Location: Isla Mujeres, Quintana Roo, México
Length: 5 km
Date: 12 February, 2019
Random Walk, Mérida, México
It wasn't a walk in any intentional sense, just going about my business today on foot as usual. Even in my short time here, I'm starting to run into people I know as I walk around town, including my new amigo Asunción. Pink houses are everywhere, even though Mérida is known as the white city. Nostalgia is beginning to creep into my days.
Location: Mérida, México
Length: 6 km
Date: 5 Febrero, 2019
Daily Walk, Mérida, México
Advice for the morning walk through Itzimná: Stay on the shady side of the street. Watch out for big holes in the sidewalk, and low-hanging awnings and trees. Say buenos días to the people your pass. Make friends with the security guards. Take your time crossing Avenidas Pérez Ponce, Jose Diaz Bolio, and Circuito Colonias. Notice the street dogs who hang out in the vacant lot beside the business school with its garden of henequén. Don't fall off the sidewalk where the curb is knee-high. Keep to the streets where the white-winged doves are louder than the traffic.
Location: Colonia Itzimná, Mérida, México
Length: 2.5 km X 2
Date: 28 Enero, 2019

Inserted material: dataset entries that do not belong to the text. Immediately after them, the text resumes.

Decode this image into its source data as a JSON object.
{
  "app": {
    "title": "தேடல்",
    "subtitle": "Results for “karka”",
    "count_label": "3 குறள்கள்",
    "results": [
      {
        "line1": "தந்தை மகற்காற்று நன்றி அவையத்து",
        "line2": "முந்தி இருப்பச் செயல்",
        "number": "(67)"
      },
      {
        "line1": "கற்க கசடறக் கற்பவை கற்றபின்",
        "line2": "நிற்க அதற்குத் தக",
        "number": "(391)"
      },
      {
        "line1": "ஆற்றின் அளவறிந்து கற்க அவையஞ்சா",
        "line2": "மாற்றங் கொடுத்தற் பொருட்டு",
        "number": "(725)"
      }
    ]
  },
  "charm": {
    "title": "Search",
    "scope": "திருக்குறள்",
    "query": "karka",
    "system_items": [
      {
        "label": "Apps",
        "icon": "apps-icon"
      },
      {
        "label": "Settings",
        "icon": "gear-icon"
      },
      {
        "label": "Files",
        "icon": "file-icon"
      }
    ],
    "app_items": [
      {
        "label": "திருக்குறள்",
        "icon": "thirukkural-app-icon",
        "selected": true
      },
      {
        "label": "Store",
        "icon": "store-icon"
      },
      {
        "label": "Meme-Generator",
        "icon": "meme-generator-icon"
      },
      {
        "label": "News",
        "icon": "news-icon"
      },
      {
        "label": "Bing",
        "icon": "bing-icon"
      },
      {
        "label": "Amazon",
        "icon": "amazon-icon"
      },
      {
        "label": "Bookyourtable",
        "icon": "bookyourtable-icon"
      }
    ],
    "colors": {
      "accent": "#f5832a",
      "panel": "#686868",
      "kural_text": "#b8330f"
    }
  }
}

The only way to visit Uxmal is on foot. The restored Mayan city is well over 1,000 years old, and the tapir-nosed rain god, Chaac, watches with many eyes from most of the facades. There are macaws, tortoises, feathered serpents, and two-headed jaguars as well. And the living grackles, iguanas, big orange orioles, and a vulture on top of a pyramid. It's an amazing walk, with plenty of stairs.
Location: Uxmal, Yucatán, México

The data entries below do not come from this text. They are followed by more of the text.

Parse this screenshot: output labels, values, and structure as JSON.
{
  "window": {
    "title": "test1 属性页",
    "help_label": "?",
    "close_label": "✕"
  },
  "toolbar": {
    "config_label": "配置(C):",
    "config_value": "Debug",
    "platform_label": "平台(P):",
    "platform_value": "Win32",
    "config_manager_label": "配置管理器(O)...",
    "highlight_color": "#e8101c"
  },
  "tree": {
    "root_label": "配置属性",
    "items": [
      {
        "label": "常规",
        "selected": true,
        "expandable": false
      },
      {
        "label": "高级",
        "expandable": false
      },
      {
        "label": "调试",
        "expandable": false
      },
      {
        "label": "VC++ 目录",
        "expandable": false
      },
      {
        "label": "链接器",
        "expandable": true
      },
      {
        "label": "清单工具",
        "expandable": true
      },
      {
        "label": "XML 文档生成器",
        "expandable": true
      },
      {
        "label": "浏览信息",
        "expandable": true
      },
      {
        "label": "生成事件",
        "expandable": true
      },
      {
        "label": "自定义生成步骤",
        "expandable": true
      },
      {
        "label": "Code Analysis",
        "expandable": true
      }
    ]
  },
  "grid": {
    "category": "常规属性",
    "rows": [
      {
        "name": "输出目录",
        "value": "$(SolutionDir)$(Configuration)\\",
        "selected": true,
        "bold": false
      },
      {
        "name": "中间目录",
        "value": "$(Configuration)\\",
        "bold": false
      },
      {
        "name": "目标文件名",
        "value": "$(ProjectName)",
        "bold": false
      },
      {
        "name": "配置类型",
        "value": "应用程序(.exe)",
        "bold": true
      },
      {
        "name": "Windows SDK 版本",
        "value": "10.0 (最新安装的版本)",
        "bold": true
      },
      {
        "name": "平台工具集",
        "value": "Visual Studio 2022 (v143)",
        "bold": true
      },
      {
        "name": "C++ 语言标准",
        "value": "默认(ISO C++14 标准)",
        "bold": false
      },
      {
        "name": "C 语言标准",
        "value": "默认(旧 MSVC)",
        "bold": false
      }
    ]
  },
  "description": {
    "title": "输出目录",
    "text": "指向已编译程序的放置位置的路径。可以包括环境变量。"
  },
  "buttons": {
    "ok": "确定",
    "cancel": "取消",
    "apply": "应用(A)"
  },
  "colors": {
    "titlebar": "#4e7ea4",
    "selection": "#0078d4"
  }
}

Length: 2 km
Companions: María, Elena, Ronaldo, Raúl, y los Migueles
Date: 26 January, 2019
A stormy Sunday morning walk along the beach. It was unusually empty because of the wind and even a little rain. People were fishing from the small pier, and pelicans were begging for handouts. The long pier runs six and a half kilometers out into the Gulf of Mexico, a highway over the waves to get to the cruise ships and freighters that dock out there. I walked to the working side of the beach, where the fishing boats were hauled up and the seaweed hasn't been raked off the sand. "Hola, m'hija," a man greeted me, and I was happy to be called his daughter.
Location: Puerto Progreso, Yucatán, México

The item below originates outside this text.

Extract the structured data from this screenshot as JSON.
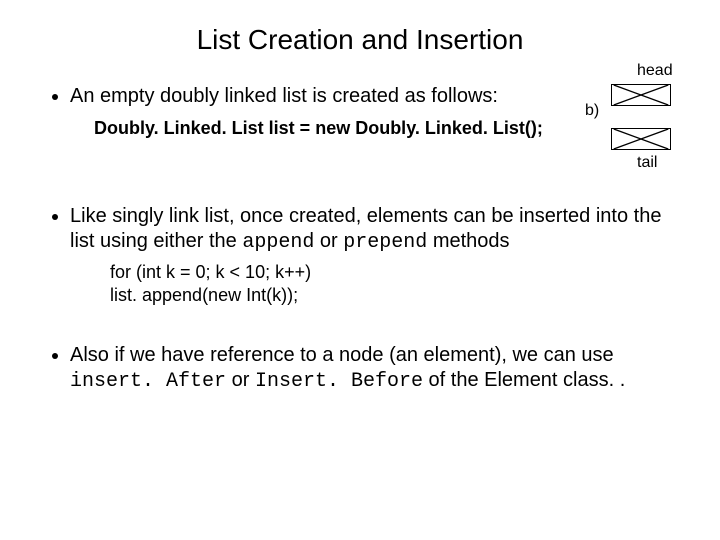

Length: 5 km
Date: 20 January, 2019
Historic Centre of Mérida, Mexico
When I left the sun was throwing long shadows from the east, and when I returned, from the west. An all-day wander around the beautiful colonial Mexican city of Mérida. The city used to be a great Mayan city called T'hó, which was taken over by three Spanish men named Francisco de Montejo in 1542, and built over using enslaved Mayan labour and limestone.
As a foreigner, so far I stick mostly to the historic centre of town, the tourist areas. The beauty of it is partly from the sun. But then there's the colour, and the huge green trees, the centuries-old churches, the narrow crowded sidewalks, the hectic dirty market, breakdancers in the park, old mansions everywhere, the historic walking tour that was a part of my all-day walk, the craft vendors, the secret courtyards. I took lots of breaks, sitting in different plazas in the shade and resting my feet, just one among many enjoying the day and each other. The city is lively, lovely, but the air sounds and smells like traffic.
Location: Centro Histórico, Mérida, Yucatán, México
Length: 10 km
Date: 11 January, 2019